Agile Game Development: Magicka

Update 2011.05.09:  Arrowhead posted a reply to this post . This post is a tribute to a company which, judging by the looks of it, is kicking ass, agile style. "This sprint is really going down the drain" from the first scene of Magicka in adventure mode. What's this about The company is called Arrowhead Game Studios , and they've made a game called Magicka . Now, I'm not going to write so much about the game itself, but it's awesome. I used to play a lot of computer games growing up, all the way through my studies. Since then, it's been pretty sporadic. Until I tried out Magicka. I've been playing it for over 50 hours, which is pretty good value-for-money, considering it cost 10€ (plus DLC's, which are a point I'll come back to later). How successful is it? In the first 17 days it was for sale, it sold over 200.000 copies . At times it topped the stats for most-selling game on Steam , at one point selling 30.000 copies in 24 hour

Agile Lean Europe: Some thoughts

Just jotting down some thoughts.. A couple of weeks ago, I drove up to Düsseldorf to attend the Scrumtisch Rhein/Ruhr meeting, because the topic was this new Agile/Lean Europe (ALE) Network . Olaf Lewitz facilitated the discussion ( credits to CodeCentric for the free beverages/food). I first heard about this network in this discussion in the Norwegian agile forum , initiated by  Sergey Dmitriev  and followed up on by Johannes Brodwall . Olaf and Deborah Preuss were both involved in the Agile Coach Camp in Norway earlier this year, and I suspect that they already discussed some of these things there. This makes for a firm connection between the German and Norwegian agile scene, and I hope to be able to support this bridge somehow. Now, why does this European interconnection matter anyway?  I'll give you three reasons why it matters to me personally: 1) It's no fun doing it alone Agile is deeply nested with social drive. While it's perfectly fine to drive on

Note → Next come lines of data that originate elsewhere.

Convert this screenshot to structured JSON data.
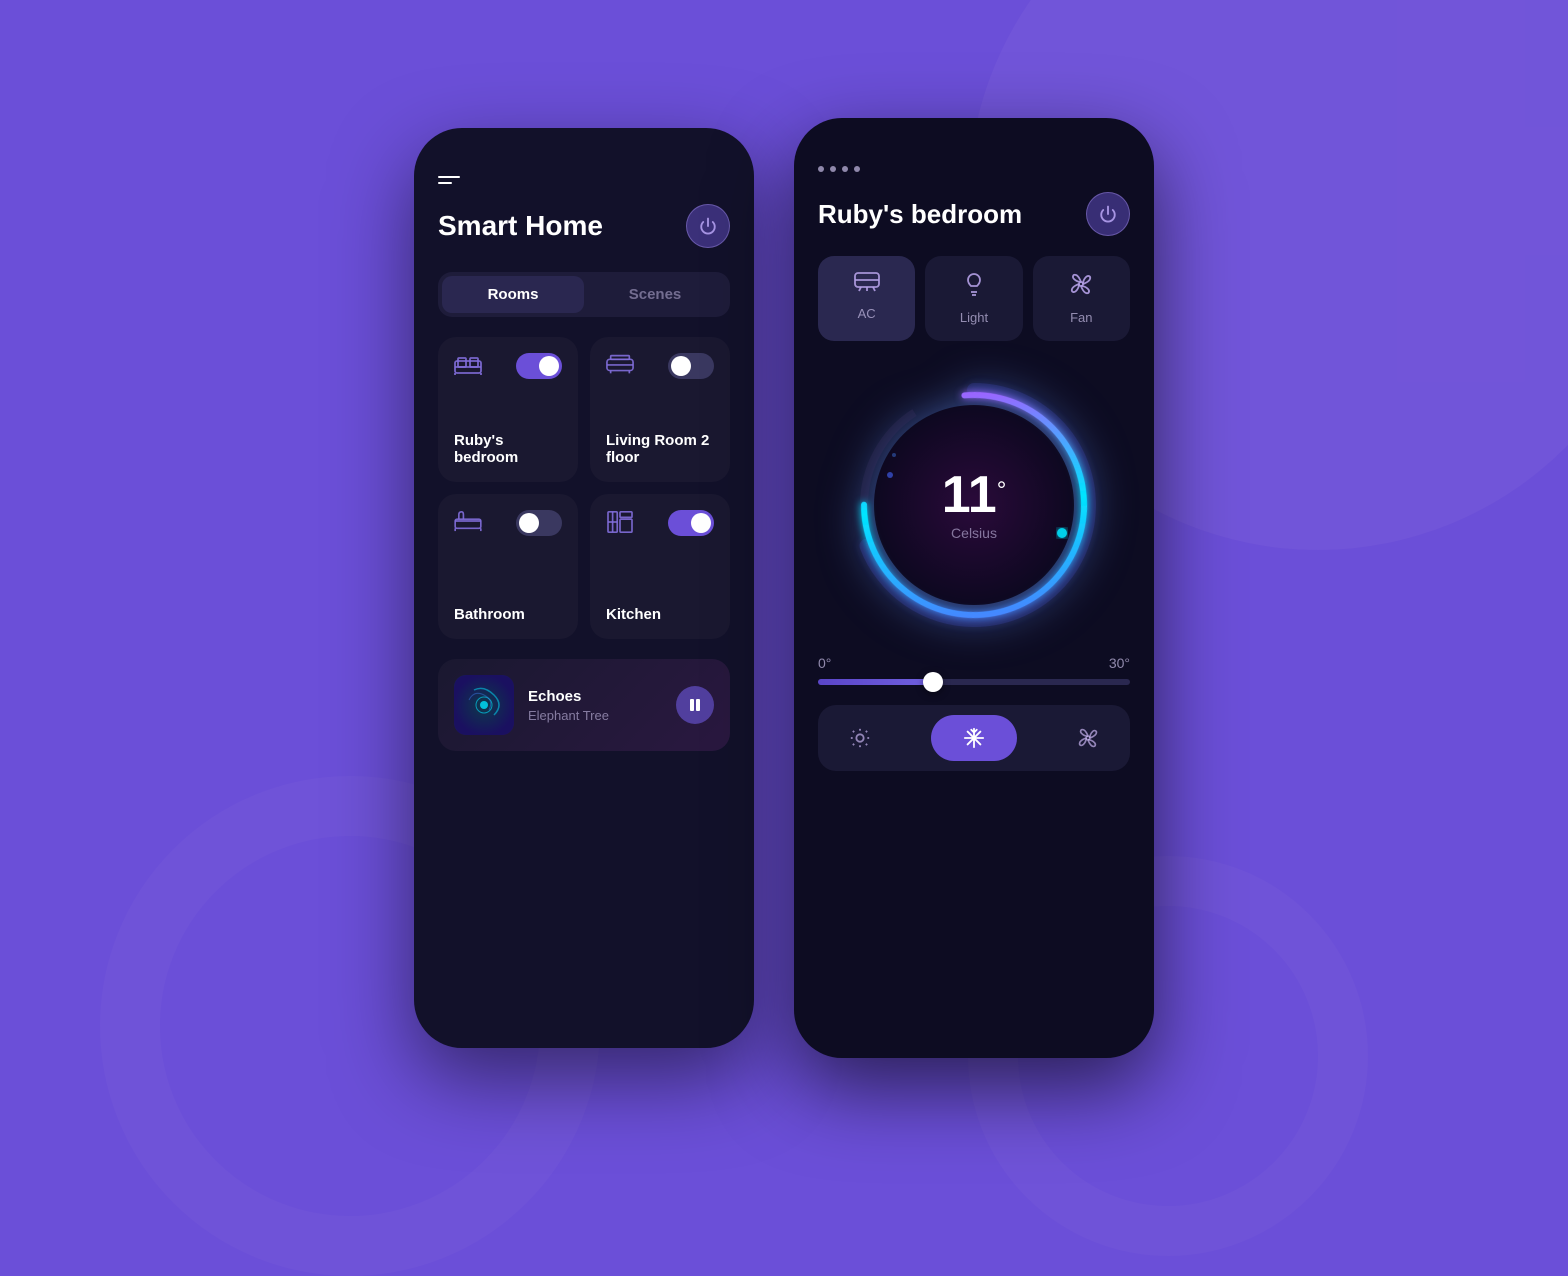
{
  "background": {
    "color": "#6B4FD8"
  },
  "phone1": {
    "title": "Smart Home",
    "tabs": [
      {
        "label": "Rooms",
        "active": true
      },
      {
        "label": "Scenes",
        "active": false
      }
    ],
    "rooms": [
      {
        "name": "Ruby's bedroom",
        "icon": "🛏",
        "toggle": "on"
      },
      {
        "name": "Living Room 2 floor",
        "icon": "🛋",
        "toggle": "off"
      },
      {
        "name": "Bathroom",
        "icon": "🛁",
        "toggle": "off"
      },
      {
        "name": "Kitchen",
        "icon": "🏠",
        "toggle": "on"
      }
    ],
    "music": {
      "title": "Echoes",
      "artist": "Elephant Tree",
      "playing": true
    }
  },
  "phone2": {
    "title": "Ruby's bedroom",
    "devices": [
      {
        "label": "AC",
        "icon": "ac",
        "active": true
      },
      {
        "label": "Light",
        "icon": "light",
        "active": false
      },
      {
        "label": "Fan",
        "icon": "fan",
        "active": false
      }
    ],
    "temperature": {
      "value": "11",
      "unit": "°",
      "scale": "Celsius"
    },
    "slider": {
      "min": "0°",
      "max": "30°",
      "value": 37
    },
    "modes": [
      {
        "label": "sun",
        "active": false
      },
      {
        "label": "snow",
        "active": true
      },
      {
        "label": "fan",
        "active": false
      }
    ]
  }
}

The Dreaded Service Locator Pattern

Torbjørn Marø recently blogged about Dependency Injection, due to  Mark Seeman visiting the Norwegian .Net User Group in Bergen. This triggered my thinking about the dreaded Service Locator. I have worked with several teams that favored a home-made ServiceLocator class, a static component referencing a set of  services , typically chunks of functionality that are singletons that interact with something external like database, filesystem, or web-service. My beef with the Service Locator is that you can put it in, and use it from anywhere: It can be used to grab services in a controller/action component, inside a service, in a domain object, inside a for-loop, anywhere. This sounds pretty powerful, but ends up bringing in a lot of maintenance problems. Now, in spite of my troublesome experiences with it, I keep finding myself being pretty lousy at explaining the disadvantages of a ServiceLocator to my peers. I therefore hunted through Seeman's blog for some better explanati